Over the course of the afternoon, I’ll be going through how I’ve used LinkedIn, Twitter and blogging as networking and professional development tools. I’ll also be talking about the difficulties of sustaining a blog over several years, speaking from my own personal experience. Blogging as a student or even as a freelancer is one thing, but doing it when you’re a senior manager is another ball game entirely (at least for me).
The past three years at South Australian Museum have sometimes been a steep learning curve – I’ve learned a lot about myself, teams, how to be a better manager and leader, and the challenges of keeping an eye on the bigger picture when you’ve got myriad day-to-day issues popping up. Some of this has been a very personal journey that I won’t share here. But maybe, just maybe, the invitation to run this workshop will be the kick I need to come back to the blog just a tad more often.
A lot’s happened for me in 2014, although you wouldn’t necessarily know it looking at this blog. Things have been relatively quiet here of late!
This is reflected by site analytics for this blog, which among other things show that only two blog posts from this year were in the top 10 most-viewed pages. (FYI they were October’s piece on The Language of Objects and May’s piece on What do museum visitors think science is?). The most popular posts overall remain ones on visitor statistics and exhibition costs. Even though they are a few years old now, they are obviously topics of perennial interest.
Overall, I only posted 22 times this year compared to 33 posts in 2013. This didn’t have a dramatic effect on overall site traffic though, since most people seem to come to this blog via google searches rather than via links to new content or social media shares (Is this normal for a blog? I have no idea . . . )
Anyway, why so quiet this year?

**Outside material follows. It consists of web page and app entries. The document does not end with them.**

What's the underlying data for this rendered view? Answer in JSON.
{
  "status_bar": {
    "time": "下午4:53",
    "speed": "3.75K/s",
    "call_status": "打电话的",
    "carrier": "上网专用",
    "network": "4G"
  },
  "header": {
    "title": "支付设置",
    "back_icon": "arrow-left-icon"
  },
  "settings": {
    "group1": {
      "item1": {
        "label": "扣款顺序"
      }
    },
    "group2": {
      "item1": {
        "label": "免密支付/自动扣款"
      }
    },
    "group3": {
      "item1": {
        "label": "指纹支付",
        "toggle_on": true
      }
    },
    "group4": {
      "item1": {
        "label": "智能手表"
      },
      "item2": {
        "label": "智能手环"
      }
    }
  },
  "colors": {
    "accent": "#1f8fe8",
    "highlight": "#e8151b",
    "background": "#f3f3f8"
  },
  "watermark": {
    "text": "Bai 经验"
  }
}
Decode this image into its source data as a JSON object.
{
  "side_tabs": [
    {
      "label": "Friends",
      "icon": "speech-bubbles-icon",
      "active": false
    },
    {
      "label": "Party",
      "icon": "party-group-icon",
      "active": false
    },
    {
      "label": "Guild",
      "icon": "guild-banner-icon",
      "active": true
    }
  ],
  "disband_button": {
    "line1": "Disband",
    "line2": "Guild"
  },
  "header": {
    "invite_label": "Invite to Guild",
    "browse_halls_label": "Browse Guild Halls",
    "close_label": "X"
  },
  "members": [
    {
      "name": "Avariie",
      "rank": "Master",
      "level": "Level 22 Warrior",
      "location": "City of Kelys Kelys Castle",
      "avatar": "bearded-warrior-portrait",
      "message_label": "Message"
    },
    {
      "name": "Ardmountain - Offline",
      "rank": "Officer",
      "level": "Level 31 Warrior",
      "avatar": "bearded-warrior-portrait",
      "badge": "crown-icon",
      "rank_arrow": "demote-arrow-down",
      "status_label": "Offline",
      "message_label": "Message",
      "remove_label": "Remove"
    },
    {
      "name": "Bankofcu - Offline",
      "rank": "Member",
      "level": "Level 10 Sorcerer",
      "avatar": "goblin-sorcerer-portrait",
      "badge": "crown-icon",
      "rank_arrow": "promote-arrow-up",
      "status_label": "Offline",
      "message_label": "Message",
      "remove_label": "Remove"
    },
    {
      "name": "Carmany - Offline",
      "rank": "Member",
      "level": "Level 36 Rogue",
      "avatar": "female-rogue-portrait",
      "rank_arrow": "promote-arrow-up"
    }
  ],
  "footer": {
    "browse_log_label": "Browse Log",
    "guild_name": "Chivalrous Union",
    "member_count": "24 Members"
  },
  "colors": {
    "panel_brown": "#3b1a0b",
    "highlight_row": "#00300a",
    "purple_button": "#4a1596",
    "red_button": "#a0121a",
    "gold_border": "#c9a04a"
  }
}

One possible reason is content exhaustion: I started blogging in 2010, and while it took me a little while to find my voice, I probably felt like I had more to say in the early days – especially when I was first getting across the visitor studies literature in the early days of my PhD. Now, I find it harder and harder to find new things to write about (and am in awe of people like Nina Simon who has been able to punch out a post a week on Museum Two for years!). It makes me wonder whether there is a natural life cycle for most blogs, and this one may be coming to its end (I hope not, but I have to think about that possibility).
Another reason is that my writerly efforts have definitely been focused elsewhere this year: I wrote up my PhD thesis, submitted it for both internal and external examination, made changes as appropriate along the way and am now waiting for the final changes to be signed off by the Grad School, the last hurdle before they confer my degree. A lot of the time, if I wasn’t working on my thesis, I really wasn’t feeling much like doing any other writing!
Finally, just as there are only so many hours in the day, brain space is a finite quantity too. I’ve come to the (possibly late) realisation that “busyness” is not always best quantified in terms of hours worked, and might better be measured in terms of cognitive load. For instance, If I quantified my year purely in terms of hours spent at the desk, it wouldn’t seem all that bad. In fact I’ve been feeling quite guilty about how worn out I’ve been feeling given I hadn’t been working particularly long hours. But then again, other things have been going on – I’ve been making the transition from student to consultant, setting up the interactivate consultancy in June and rebuilding a client base. On the personal front, I got married in April, and even the simplest of weddings requires organisation, planning and thus brain space. We also had minor renovations happening for most of the year, and although we weren’t doing the actual work we still had to check on contractors, make design decisions, and lots of little things that also take up brain space.
I’m not 100% sure what 2015 will hold for me yet . . . but more on that in the New Year.
In the meantime, I’d love to hear from fellow bloggers about how you manage the ebbs and flows of your ideas and creative capacity.